Sometimes the best thing that we can do for people who are suffering, is to help take them out of their pain. This act can allow these continuously tortured individuals to hopefully gain some sort of peace and solace. I feel that this idea relates to the passage we analyzed in class, from Zone One. In my opinion, the protagonist, Mark Spitz, equates this idea to the skels that he is forced to put down. “They deserved release from their blood sentence. He was an angel of death ushering these things on their stalled journey from this sphere” (Whitehead 15). Mark acts in a sort of merciful way, by helping to release these already dead people from their second, consuming lives as skels. It seems like Mark does not view his job as a duty to make the city a better place for the future, but instead as someone who is acting to give these people the true peace they deserve after death. Typically in our society, when a person passes away, we wish that they “rest in peace”. In this situation, hopefully Mark’s seemingly savage-like actions are allowing these people to gain this peace.
The last part of this passage “Not a mere exterminator eliminating pests” remains very powerful to me. Textually, this helps demonstrate that at least Mark, does not view himself as a mere sweeper “exterminating” people thoughtlessly, like his teammate, Gary. Instead, he sees these skels more as victims and not as a common enemy. When Mark comes across these infected individuals, he sees his friends or his teachers in the faces of these victims.

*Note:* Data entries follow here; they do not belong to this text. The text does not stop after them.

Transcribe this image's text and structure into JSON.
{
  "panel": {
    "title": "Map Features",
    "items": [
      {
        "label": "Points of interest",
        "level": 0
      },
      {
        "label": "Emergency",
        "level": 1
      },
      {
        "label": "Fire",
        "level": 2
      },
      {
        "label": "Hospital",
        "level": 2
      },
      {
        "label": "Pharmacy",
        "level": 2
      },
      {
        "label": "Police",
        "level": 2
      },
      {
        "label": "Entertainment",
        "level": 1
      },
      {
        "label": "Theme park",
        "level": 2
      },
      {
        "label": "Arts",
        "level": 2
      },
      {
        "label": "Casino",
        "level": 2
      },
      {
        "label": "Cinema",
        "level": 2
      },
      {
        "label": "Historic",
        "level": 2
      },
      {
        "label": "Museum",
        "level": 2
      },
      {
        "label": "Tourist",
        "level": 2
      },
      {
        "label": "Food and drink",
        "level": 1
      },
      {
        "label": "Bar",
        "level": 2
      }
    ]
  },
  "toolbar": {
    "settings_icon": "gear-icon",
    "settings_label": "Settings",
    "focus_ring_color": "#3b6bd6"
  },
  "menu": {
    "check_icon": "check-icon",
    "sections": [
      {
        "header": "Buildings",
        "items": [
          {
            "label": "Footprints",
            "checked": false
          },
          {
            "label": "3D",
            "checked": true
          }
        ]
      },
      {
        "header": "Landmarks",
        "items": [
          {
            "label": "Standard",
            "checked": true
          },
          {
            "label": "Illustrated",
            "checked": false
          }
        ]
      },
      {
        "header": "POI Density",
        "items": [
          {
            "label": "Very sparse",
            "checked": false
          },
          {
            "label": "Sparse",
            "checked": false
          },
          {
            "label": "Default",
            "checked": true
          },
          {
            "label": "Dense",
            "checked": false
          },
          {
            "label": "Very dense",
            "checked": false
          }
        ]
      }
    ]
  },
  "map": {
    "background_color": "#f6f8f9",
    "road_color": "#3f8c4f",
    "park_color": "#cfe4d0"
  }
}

Similarly, we often see our loved ones who have battled through untreatable illnesses, eventually end up in hospice- care facilities. They usually have lived a very jovial life, which is drastically different from their second, hospice-stricken life. Ultimately, many families act with the same thoughts in mind as Mark, and question whether or not to let their loved ones continue to suffer or help them seek that peace which they deserve.